Grogan makes another telling observation that also resonates with me “Like so often in British life, it feels like I’m being spoken about without having been spoken to”. It seems the experiences of those of us affected are being studied from afar with little transference of actual understanding. It might be that we would set out a different agenda for defining the ‘problem’ using the principle of ‘Occam’s Razor’. That is, the simplest explanation is usually the right one.
It's a matter of resources.
If access to resources becomes the main approach at the outset, then other things will fall into place. But defining the resources is also not a simple matter of money, although central. I grew up in a low-income family. There were no books at home and communication was hampered by lack of a telephone to contact friends across the city. I shared a bedroom and had no desk or study space. An old TV that could not show BBC2 limited my cultural experience throughout my O-levels and A-levels between 1968 and 1972. The equivalent today might be trying to study in a home with little no internet access and no smartphone. But before you break out the violins, I did have a major resource to fuel my success. My mother was determined to see us do well at school. With the freely offered help of a retired teacher nearby, I passed the 11-plus and set off for a grammar school every day. Immediately, I became acutely aware of a deficit in another resource, time. Travel time each way, using two buses and significant walks in between, ate into a long working day. Homework was conducted in an exhausted state every evening. Part-time jobs further consumed my energy and time for studying throughout O-levels and A-levels. A surplus of determination and support from my mother had to compensate for a lack of intellectual resource, time, and money. It is shocking to conclude that little has changed. Those with more resources of all kinds find the road to success is smoother and easier. We might be forgiven for thinking that those with more advantages would like to keep it that way.
The late Jimmy Reid called out this self-serving behaviour back in 1972, just as I sat my A-levels. In his electrifying, and widely publicised, Rectoral speech to students at Glasgow University, ‘Alienation’, he spoke of “The feeling of despair and hopelessness that pervades people who feel with justification that they have no real say in shaping or determining their own destinies”. Having left school at 14, he was of course himself an 'alien' speaking to mostly ‘middle-class’ advantaged students at that time. Something he, and the students alike, were aware of.
He asked them to abandon the idea of self-interest and the societal advice of “bang the bell, Jack, I’m on the bus” with “A rat race is for rats. We're not rats. We're human beings. Reject the insidious pressures in society that would blunt your critical faculties to all that is happening around you, that would caution silence in the face of injustice lest you jeopardise your chances of promotion and self-advancement".
Courtesy of STV.

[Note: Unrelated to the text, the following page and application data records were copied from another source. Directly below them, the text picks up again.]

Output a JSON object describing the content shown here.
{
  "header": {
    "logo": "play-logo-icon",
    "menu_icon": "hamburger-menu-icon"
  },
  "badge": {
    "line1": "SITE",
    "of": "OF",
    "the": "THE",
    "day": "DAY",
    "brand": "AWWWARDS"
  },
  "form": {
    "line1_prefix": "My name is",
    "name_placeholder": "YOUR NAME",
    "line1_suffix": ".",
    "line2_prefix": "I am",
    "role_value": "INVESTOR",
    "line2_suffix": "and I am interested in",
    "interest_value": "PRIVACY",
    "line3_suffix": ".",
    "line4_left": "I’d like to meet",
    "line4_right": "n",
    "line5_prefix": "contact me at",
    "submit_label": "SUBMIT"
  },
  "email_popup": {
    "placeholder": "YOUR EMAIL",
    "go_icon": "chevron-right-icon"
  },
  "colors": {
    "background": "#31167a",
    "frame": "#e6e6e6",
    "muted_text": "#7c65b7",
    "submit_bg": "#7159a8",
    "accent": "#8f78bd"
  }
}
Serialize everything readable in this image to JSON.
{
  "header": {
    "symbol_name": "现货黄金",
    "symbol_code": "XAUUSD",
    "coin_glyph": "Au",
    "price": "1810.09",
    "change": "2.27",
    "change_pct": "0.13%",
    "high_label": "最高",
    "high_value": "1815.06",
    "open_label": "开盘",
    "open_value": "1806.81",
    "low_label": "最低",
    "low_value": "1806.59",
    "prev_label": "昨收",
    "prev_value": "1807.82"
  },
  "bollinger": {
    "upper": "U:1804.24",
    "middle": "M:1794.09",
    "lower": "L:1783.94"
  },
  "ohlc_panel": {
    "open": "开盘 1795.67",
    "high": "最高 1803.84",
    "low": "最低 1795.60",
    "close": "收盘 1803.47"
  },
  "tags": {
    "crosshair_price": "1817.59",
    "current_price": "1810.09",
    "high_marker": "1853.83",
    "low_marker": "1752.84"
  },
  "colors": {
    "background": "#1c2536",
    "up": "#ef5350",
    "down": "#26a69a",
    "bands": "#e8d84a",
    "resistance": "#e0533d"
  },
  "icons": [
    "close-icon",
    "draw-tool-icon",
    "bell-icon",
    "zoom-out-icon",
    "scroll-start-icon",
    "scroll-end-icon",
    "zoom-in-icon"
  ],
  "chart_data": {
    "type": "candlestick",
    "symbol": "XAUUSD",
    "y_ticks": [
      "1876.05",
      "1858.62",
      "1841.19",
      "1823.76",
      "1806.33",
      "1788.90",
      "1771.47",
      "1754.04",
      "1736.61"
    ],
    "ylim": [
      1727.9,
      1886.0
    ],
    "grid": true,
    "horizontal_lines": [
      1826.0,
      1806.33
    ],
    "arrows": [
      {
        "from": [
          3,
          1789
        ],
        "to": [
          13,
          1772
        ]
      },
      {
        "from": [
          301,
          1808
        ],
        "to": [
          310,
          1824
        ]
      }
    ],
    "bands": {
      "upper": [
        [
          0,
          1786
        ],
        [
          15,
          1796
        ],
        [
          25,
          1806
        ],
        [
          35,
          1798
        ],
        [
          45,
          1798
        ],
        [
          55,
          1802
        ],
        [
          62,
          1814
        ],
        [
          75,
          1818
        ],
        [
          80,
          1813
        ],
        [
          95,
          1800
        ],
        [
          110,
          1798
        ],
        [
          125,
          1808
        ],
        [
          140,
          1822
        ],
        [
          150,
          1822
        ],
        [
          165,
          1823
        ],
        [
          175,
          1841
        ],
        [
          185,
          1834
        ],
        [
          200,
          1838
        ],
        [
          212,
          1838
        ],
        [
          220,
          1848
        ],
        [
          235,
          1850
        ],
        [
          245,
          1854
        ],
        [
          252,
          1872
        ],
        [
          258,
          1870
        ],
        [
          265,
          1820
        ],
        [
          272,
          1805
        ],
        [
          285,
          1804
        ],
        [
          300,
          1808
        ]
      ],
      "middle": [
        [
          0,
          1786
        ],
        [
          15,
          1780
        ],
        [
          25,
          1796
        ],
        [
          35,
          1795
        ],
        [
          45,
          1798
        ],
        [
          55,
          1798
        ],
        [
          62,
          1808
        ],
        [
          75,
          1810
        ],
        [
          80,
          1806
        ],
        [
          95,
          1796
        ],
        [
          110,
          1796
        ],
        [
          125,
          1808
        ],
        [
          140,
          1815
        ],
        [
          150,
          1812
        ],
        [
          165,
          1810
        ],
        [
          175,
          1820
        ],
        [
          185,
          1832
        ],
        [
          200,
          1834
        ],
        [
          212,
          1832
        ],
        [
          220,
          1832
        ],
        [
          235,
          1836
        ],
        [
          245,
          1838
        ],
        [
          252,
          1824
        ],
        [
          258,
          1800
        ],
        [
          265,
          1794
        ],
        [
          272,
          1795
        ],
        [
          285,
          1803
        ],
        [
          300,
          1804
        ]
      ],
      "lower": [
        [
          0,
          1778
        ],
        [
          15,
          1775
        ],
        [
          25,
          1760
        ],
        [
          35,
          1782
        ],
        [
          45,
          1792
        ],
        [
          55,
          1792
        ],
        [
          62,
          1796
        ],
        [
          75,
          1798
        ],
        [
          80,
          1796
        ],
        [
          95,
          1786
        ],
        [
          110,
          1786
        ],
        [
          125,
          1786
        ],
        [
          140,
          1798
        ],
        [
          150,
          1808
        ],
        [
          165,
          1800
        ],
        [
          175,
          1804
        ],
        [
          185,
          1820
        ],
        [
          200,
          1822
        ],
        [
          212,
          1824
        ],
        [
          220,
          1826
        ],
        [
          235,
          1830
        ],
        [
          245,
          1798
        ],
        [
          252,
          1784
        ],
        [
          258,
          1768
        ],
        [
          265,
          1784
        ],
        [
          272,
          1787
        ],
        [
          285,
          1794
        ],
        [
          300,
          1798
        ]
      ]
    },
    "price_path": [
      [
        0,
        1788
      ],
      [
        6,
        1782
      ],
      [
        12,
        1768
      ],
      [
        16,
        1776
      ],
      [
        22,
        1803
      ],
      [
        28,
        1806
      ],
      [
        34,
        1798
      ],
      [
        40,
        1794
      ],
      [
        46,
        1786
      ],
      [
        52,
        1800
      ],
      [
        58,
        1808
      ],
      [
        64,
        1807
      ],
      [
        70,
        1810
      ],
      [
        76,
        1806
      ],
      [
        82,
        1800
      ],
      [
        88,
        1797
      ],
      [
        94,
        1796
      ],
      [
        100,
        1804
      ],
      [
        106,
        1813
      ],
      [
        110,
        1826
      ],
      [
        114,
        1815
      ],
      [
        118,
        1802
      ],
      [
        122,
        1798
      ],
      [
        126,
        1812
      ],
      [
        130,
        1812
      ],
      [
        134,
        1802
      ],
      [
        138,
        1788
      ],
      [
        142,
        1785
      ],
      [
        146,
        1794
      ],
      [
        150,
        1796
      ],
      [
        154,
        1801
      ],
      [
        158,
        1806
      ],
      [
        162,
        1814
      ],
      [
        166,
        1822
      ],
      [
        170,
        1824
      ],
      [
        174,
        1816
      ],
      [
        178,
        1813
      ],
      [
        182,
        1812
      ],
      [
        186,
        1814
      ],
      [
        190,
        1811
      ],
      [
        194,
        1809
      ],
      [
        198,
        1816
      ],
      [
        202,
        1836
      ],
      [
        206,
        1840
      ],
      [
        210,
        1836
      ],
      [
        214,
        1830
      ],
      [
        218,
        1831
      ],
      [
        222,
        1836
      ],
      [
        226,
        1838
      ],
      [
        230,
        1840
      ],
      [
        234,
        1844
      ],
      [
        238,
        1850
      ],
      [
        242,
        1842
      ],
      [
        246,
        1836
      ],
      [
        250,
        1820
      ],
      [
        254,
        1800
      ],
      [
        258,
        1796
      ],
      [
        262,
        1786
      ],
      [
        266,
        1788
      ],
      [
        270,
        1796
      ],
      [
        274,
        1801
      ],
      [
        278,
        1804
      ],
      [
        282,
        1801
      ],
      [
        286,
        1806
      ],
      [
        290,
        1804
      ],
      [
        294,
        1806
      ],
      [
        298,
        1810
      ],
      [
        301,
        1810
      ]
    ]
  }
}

It will take nothing less than a seismic shift of attitude amongst the privileged to reach equality of opportunity for all with ability. The resulting prejudice, and the alienation it engenders, is a powerful force. But overcoming it will come at a price and should not be avoided. Ian Mearns would be unimpressed by the story today of students from his part of the country in the North East being mocked for their accent by advantaged students from elsewhere in the country (The Guardian 19th October 2020 ‘Students from northern England facing 'toxic attitude' at Durham University’). It encapsulates how far we still must go. My Coventry accent mostly dissipated a long time ago, but at least I am aware of that. I suspect Ian Mearns would effectively put down such mocking if they dared to try. Equally, I suspect none of them would dare to try the same to me.
Mike Larkin, retired from Queen's University Belfast after 37 years teaching Microbiology, Biochemistry and Genetics. He has served on the Senate and Finance and planning committee of a Russell Group University.